Both the FAA and other stakeholders viewed the Boeing statement as overt public pressure to recertify the 737 Max by the end of 2019. President of Southwest Airlines Pilots Association on November 13 wrote that Boeing was “increasingly publicizing” that it may have to shut Max production as it is running out of room for aircraft storage.

“There is some concern that this is simply another tactic to push the RTS timeline up, force operators to resume making payments on MAX aircraft, and transfer some costs, logistics, and responsibilities of storing and restoring the MAX to revenue service to respective operators,” wrote Capt. Jon Weaks in a letter to the Southwest Airlines pilot corps.
Boeing's arm-twisting didn't sit well with Dickson, who seems to be a sophisticated political operator:
The FAA has apparently had enough of Boeing trying to pressure them via the media. Interestingly, Dickson responded not by publicly slapping down Boeing but by making a countermove that had the same effect, of circulating a memo and including his “I’ve got your back” message in what appears to be a regular weekly video to the entire agency that is posted on YouTube. By sending them to the entire agency rather than, say, a narrow group overseeing the 737 Max review, this message were guaranteed to get to the press pronto.
Dickson memo, courtesy The Air Current
But in addition to messaging the whole organization, Dickson took specific action:
Dickson also sent a memo to the head of the 737 Max team which appears to also have been circulated widely within the FAA, which was likely no accident.
And who is the "head of the 737 MAX team? Ali Bahrami! My guess is that Dickson wasn't merely pushing back on Boeing, he was also putting Bahrami on notice that his freedom of action was severely constrained because the boss was looking over his shoulder.

Other countries' regulators appear to be taking a harder line against Boeing, as evidenced by Natalie Kitroeff and David Gelles' Canadian Official Calls for Removal of Key Software From 737 Max:
A manager at Canada’s aviation regulator believes that Boeing should remove software that played a role in two deadly crashes of its 737 Max before the plane is cleared to fly again, according to emails between global aviation regulators this week that were reviewed by The New York Times.
“The only way I see moving forward at this point, is that MCAS has to go,” the official, Jim Marko, the manager in aircraft integration and safety assessment at Transport Canada Civil Aviation, wrote in the email.
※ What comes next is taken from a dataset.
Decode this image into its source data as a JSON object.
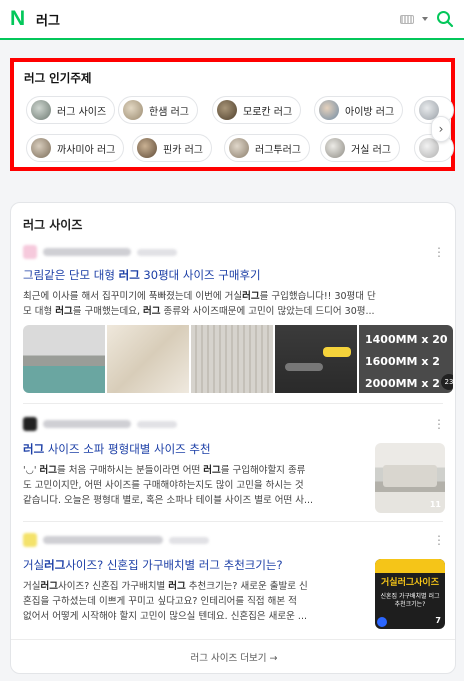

He sent the email on Tuesday to officials at the Federal Aviation Administration, the European Union Aviation Safety Agency and Brazil’s National Civil Aviation Agency.

1 comment:

David. said...

In O-rings and production pressure, Daniel Little reviews a 2009 book by a senior engineer at Morton Thiokol (MTI) descfibing the process by which, under pressure from NASA management, who were under pressure from Congress, MTI management over-rode their engineers and approved the fatal launch of the Challenger space shuttle.